Unalaska Ports Director Peggy McLaughlin suggested finding funding from the U.S. Department of Defense, considering the town's strategic location, in the middle of international shipping lanes and increasing international tensions.
Unalaska Librarian Karen Kresh said the internet is so slow that at times it's "almost unusable" at the public library where customers need it for online classes and job applications, adding that internet costs make up about 25 percent of the library's operating budget.
Alyssa MacDonald of Mac Enterprises said her office staff wastes about 25 percent of daily work time waiting for the internet to load, and otherwise struggling with the poor service, "stifling our growth."
"It would definitely be a game changer for us," if fast internet arrived, said Unalaska City School District Superintendent John Conwell. He complained of a lack of access to federal internet funds because of the school system's low enrollment and high income levels in the nearly full-employment industrial fishing port. He said grants should be awarded based on the unique needs of individual sites.
"We need connectivity to be able to reach the East Coast without your call being dropped 57 times," said local resident Lori Gregory. She cited the area's military importance, past and present, from World War II to today given the Aleutian archipelago's proximity to Asia and simmering international hostilities.
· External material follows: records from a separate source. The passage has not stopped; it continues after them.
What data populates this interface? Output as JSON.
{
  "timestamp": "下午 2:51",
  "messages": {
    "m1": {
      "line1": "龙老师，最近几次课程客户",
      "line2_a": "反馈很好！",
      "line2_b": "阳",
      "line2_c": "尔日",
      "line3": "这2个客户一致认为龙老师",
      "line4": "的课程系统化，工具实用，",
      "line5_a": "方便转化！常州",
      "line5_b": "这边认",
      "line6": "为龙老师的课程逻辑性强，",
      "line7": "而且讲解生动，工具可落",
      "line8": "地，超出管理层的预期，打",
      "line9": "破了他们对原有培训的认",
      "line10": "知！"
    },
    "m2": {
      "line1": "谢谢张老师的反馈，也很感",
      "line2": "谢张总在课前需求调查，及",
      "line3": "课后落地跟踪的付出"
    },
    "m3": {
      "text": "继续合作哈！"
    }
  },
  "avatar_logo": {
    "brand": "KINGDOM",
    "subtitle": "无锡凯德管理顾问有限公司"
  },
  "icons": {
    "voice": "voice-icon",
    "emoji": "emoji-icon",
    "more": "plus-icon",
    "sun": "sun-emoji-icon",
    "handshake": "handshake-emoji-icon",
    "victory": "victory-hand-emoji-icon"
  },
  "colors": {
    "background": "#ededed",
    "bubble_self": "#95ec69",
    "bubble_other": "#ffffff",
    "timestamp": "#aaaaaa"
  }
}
Carr said rural America suffers even in the Lower 48 from slow internet speeds. He mentioned farmers in Indiana, with great amounts of their own digitized agriculture data, stored on thumb drives, sitting uselessly in coffee cups, as weak connectivity blocks access to "the cloud," or offsite data processing locations.
Carr visited Alyeska Seafoods, the school and clinic and historic sites during his tour of Unalaska.
Carr said he visited Alaska at the prompting of Alaska Sens. Dan Sullivan and Lisa Murkowski. He planned to visit Barrow and Wainwright on the Arctic Ocean on Thursday and return to the southwest on Aug. 10 for a visit to Dillingham.
Jim Paulin can be reached at email@example.com.